------ Input material

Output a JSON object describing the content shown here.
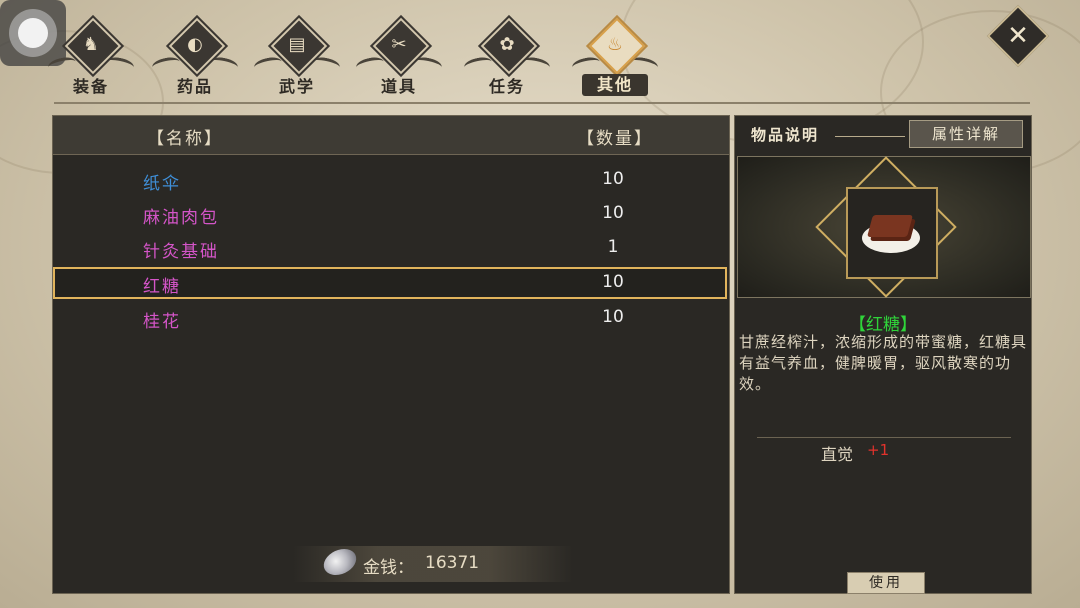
{
  "tabs": [
    {
      "label": "装备",
      "icon": "armor-icon",
      "glyph": "♞"
    },
    {
      "label": "药品",
      "icon": "medicine-icon",
      "glyph": "◐"
    },
    {
      "label": "武学",
      "icon": "book-icon",
      "glyph": "▤"
    },
    {
      "label": "道具",
      "icon": "tools-icon",
      "glyph": "✂"
    },
    {
      "label": "任务",
      "icon": "quest-icon",
      "glyph": "✿"
    },
    {
      "label": "其他",
      "icon": "flame-icon",
      "glyph": "♨"
    }
  ],
  "active_tab": "其他",
  "list": {
    "header_name": "【名称】",
    "header_qty": "【数量】",
    "items": [
      {
        "name": "纸伞",
        "qty": "10",
        "color": "#3f8fd8"
      },
      {
        "name": "麻油肉包",
        "qty": "10",
        "color": "#d455c8"
      },
      {
        "name": "针灸基础",
        "qty": "1",
        "color": "#d455c8"
      },
      {
        "name": "红糖",
        "qty": "10",
        "color": "#d455c8"
      },
      {
        "name": "桂花",
        "qty": "10",
        "color": "#d455c8"
      }
    ],
    "selected_index": 3
  },
  "gold": {
    "label": "金钱：",
    "value": "16371"
  },
  "detail": {
    "tab_desc": "物品说明",
    "tab_attr": "属性详解",
    "item_name": "【红糖】",
    "description": "甘蔗经榨汁，浓缩形成的带蜜糖，红糖具有益气养血，健脾暖胃，驱风散寒的功效。",
    "attribute": {
      "name": "直觉",
      "value": "+1"
    },
    "use_label": "使用"
  }
}
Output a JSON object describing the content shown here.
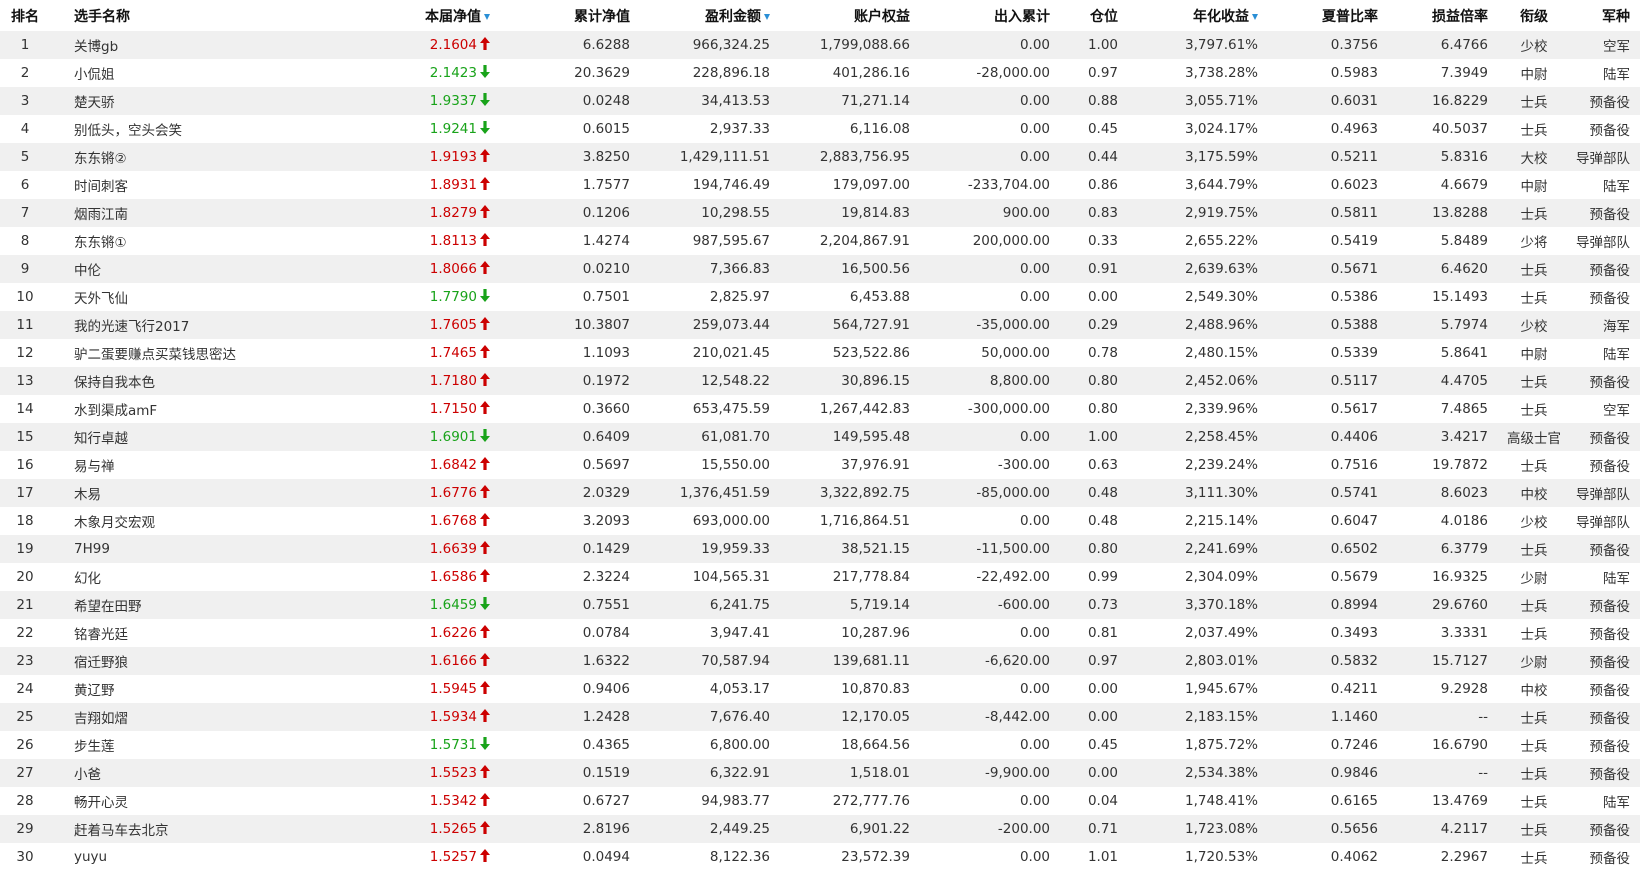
{
  "headers": [
    {
      "key": "rank",
      "label": "排名",
      "sortable": false
    },
    {
      "key": "name",
      "label": "选手名称",
      "sortable": false
    },
    {
      "key": "nav",
      "label": "本届净值",
      "sortable": true
    },
    {
      "key": "cum_nav",
      "label": "累计净值",
      "sortable": false
    },
    {
      "key": "profit",
      "label": "盈利金额",
      "sortable": true
    },
    {
      "key": "equity",
      "label": "账户权益",
      "sortable": false
    },
    {
      "key": "flow",
      "label": "出入累计",
      "sortable": false
    },
    {
      "key": "position",
      "label": "仓位",
      "sortable": false
    },
    {
      "key": "annual",
      "label": "年化收益",
      "sortable": true
    },
    {
      "key": "sharpe",
      "label": "夏普比率",
      "sortable": false
    },
    {
      "key": "pl_ratio",
      "label": "损益倍率",
      "sortable": false
    },
    {
      "key": "grade",
      "label": "衔级",
      "sortable": false
    },
    {
      "key": "branch",
      "label": "军种",
      "sortable": false
    }
  ],
  "colors": {
    "up": "#cc0000",
    "down": "#19a31a",
    "sort_icon": "#2a8fd6",
    "stripe": "#f0f0f0"
  },
  "icons": {
    "up": "arrow-up-icon",
    "down": "arrow-down-icon",
    "sort": "sort-desc-icon"
  },
  "rows": [
    [
      "1",
      "关博gb",
      "2.1604",
      "up",
      "6.6288",
      "966,324.25",
      "1,799,088.66",
      "0.00",
      "1.00",
      "3,797.61%",
      "0.3756",
      "6.4766",
      "少校",
      "空军"
    ],
    [
      "2",
      "小侃姐",
      "2.1423",
      "down",
      "20.3629",
      "228,896.18",
      "401,286.16",
      "-28,000.00",
      "0.97",
      "3,738.28%",
      "0.5983",
      "7.3949",
      "中尉",
      "陆军"
    ],
    [
      "3",
      "楚天骄",
      "1.9337",
      "down",
      "0.0248",
      "34,413.53",
      "71,271.14",
      "0.00",
      "0.88",
      "3,055.71%",
      "0.6031",
      "16.8229",
      "士兵",
      "预备役"
    ],
    [
      "4",
      "别低头，空头会笑",
      "1.9241",
      "down",
      "0.6015",
      "2,937.33",
      "6,116.08",
      "0.00",
      "0.45",
      "3,024.17%",
      "0.4963",
      "40.5037",
      "士兵",
      "预备役"
    ],
    [
      "5",
      "东东锵②",
      "1.9193",
      "up",
      "3.8250",
      "1,429,111.51",
      "2,883,756.95",
      "0.00",
      "0.44",
      "3,175.59%",
      "0.5211",
      "5.8316",
      "大校",
      "导弹部队"
    ],
    [
      "6",
      "时间刺客",
      "1.8931",
      "up",
      "1.7577",
      "194,746.49",
      "179,097.00",
      "-233,704.00",
      "0.86",
      "3,644.79%",
      "0.6023",
      "4.6679",
      "中尉",
      "陆军"
    ],
    [
      "7",
      "烟雨江南",
      "1.8279",
      "up",
      "0.1206",
      "10,298.55",
      "19,814.83",
      "900.00",
      "0.83",
      "2,919.75%",
      "0.5811",
      "13.8288",
      "士兵",
      "预备役"
    ],
    [
      "8",
      "东东锵①",
      "1.8113",
      "up",
      "1.4274",
      "987,595.67",
      "2,204,867.91",
      "200,000.00",
      "0.33",
      "2,655.22%",
      "0.5419",
      "5.8489",
      "少将",
      "导弹部队"
    ],
    [
      "9",
      "中伦",
      "1.8066",
      "up",
      "0.0210",
      "7,366.83",
      "16,500.56",
      "0.00",
      "0.91",
      "2,639.63%",
      "0.5671",
      "6.4620",
      "士兵",
      "预备役"
    ],
    [
      "10",
      "天外飞仙",
      "1.7790",
      "down",
      "0.7501",
      "2,825.97",
      "6,453.88",
      "0.00",
      "0.00",
      "2,549.30%",
      "0.5386",
      "15.1493",
      "士兵",
      "预备役"
    ],
    [
      "11",
      "我的光速飞行2017",
      "1.7605",
      "up",
      "10.3807",
      "259,073.44",
      "564,727.91",
      "-35,000.00",
      "0.29",
      "2,488.96%",
      "0.5388",
      "5.7974",
      "少校",
      "海军"
    ],
    [
      "12",
      "驴二蛋要赚点买菜钱思密达",
      "1.7465",
      "up",
      "1.1093",
      "210,021.45",
      "523,522.86",
      "50,000.00",
      "0.78",
      "2,480.15%",
      "0.5339",
      "5.8641",
      "中尉",
      "陆军"
    ],
    [
      "13",
      "保持自我本色",
      "1.7180",
      "up",
      "0.1972",
      "12,548.22",
      "30,896.15",
      "8,800.00",
      "0.80",
      "2,452.06%",
      "0.5117",
      "4.4705",
      "士兵",
      "预备役"
    ],
    [
      "14",
      "水到渠成amF",
      "1.7150",
      "up",
      "0.3660",
      "653,475.59",
      "1,267,442.83",
      "-300,000.00",
      "0.80",
      "2,339.96%",
      "0.5617",
      "7.4865",
      "士兵",
      "空军"
    ],
    [
      "15",
      "知行卓越",
      "1.6901",
      "down",
      "0.6409",
      "61,081.70",
      "149,595.48",
      "0.00",
      "1.00",
      "2,258.45%",
      "0.4406",
      "3.4217",
      "高级士官",
      "预备役"
    ],
    [
      "16",
      "易与禅",
      "1.6842",
      "up",
      "0.5697",
      "15,550.00",
      "37,976.91",
      "-300.00",
      "0.63",
      "2,239.24%",
      "0.7516",
      "19.7872",
      "士兵",
      "预备役"
    ],
    [
      "17",
      "木易",
      "1.6776",
      "up",
      "2.0329",
      "1,376,451.59",
      "3,322,892.75",
      "-85,000.00",
      "0.48",
      "3,111.30%",
      "0.5741",
      "8.6023",
      "中校",
      "导弹部队"
    ],
    [
      "18",
      "木象月交宏观",
      "1.6768",
      "up",
      "3.2093",
      "693,000.00",
      "1,716,864.51",
      "0.00",
      "0.48",
      "2,215.14%",
      "0.6047",
      "4.0186",
      "少校",
      "导弹部队"
    ],
    [
      "19",
      "7H99",
      "1.6639",
      "up",
      "0.1429",
      "19,959.33",
      "38,521.15",
      "-11,500.00",
      "0.80",
      "2,241.69%",
      "0.6502",
      "6.3779",
      "士兵",
      "预备役"
    ],
    [
      "20",
      "幻化",
      "1.6586",
      "up",
      "2.3224",
      "104,565.31",
      "217,778.84",
      "-22,492.00",
      "0.99",
      "2,304.09%",
      "0.5679",
      "16.9325",
      "少尉",
      "陆军"
    ],
    [
      "21",
      "希望在田野",
      "1.6459",
      "down",
      "0.7551",
      "6,241.75",
      "5,719.14",
      "-600.00",
      "0.73",
      "3,370.18%",
      "0.8994",
      "29.6760",
      "士兵",
      "预备役"
    ],
    [
      "22",
      "铭睿光廷",
      "1.6226",
      "up",
      "0.0784",
      "3,947.41",
      "10,287.96",
      "0.00",
      "0.81",
      "2,037.49%",
      "0.3493",
      "3.3331",
      "士兵",
      "预备役"
    ],
    [
      "23",
      "宿迁野狼",
      "1.6166",
      "up",
      "1.6322",
      "70,587.94",
      "139,681.11",
      "-6,620.00",
      "0.97",
      "2,803.01%",
      "0.5832",
      "15.7127",
      "少尉",
      "预备役"
    ],
    [
      "24",
      "黄辽野",
      "1.5945",
      "up",
      "0.9406",
      "4,053.17",
      "10,870.83",
      "0.00",
      "0.00",
      "1,945.67%",
      "0.4211",
      "9.2928",
      "中校",
      "预备役"
    ],
    [
      "25",
      "吉翔如熠",
      "1.5934",
      "up",
      "1.2428",
      "7,676.40",
      "12,170.05",
      "-8,442.00",
      "0.00",
      "2,183.15%",
      "1.1460",
      "--",
      "士兵",
      "预备役"
    ],
    [
      "26",
      "步生莲",
      "1.5731",
      "down",
      "0.4365",
      "6,800.00",
      "18,664.56",
      "0.00",
      "0.45",
      "1,875.72%",
      "0.7246",
      "16.6790",
      "士兵",
      "预备役"
    ],
    [
      "27",
      "小爸",
      "1.5523",
      "up",
      "0.1519",
      "6,322.91",
      "1,518.01",
      "-9,900.00",
      "0.00",
      "2,534.38%",
      "0.9846",
      "--",
      "士兵",
      "预备役"
    ],
    [
      "28",
      "畅开心灵",
      "1.5342",
      "up",
      "0.6727",
      "94,983.77",
      "272,777.76",
      "0.00",
      "0.04",
      "1,748.41%",
      "0.6165",
      "13.4769",
      "士兵",
      "陆军"
    ],
    [
      "29",
      "赶着马车去北京",
      "1.5265",
      "up",
      "2.8196",
      "2,449.25",
      "6,901.22",
      "-200.00",
      "0.71",
      "1,723.08%",
      "0.5656",
      "4.2117",
      "士兵",
      "预备役"
    ],
    [
      "30",
      "yuyu",
      "1.5257",
      "up",
      "0.0494",
      "8,122.36",
      "23,572.39",
      "0.00",
      "1.01",
      "1,720.53%",
      "0.4062",
      "2.2967",
      "士兵",
      "预备役"
    ]
  ]
}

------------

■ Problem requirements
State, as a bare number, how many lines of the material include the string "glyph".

■ Task result
6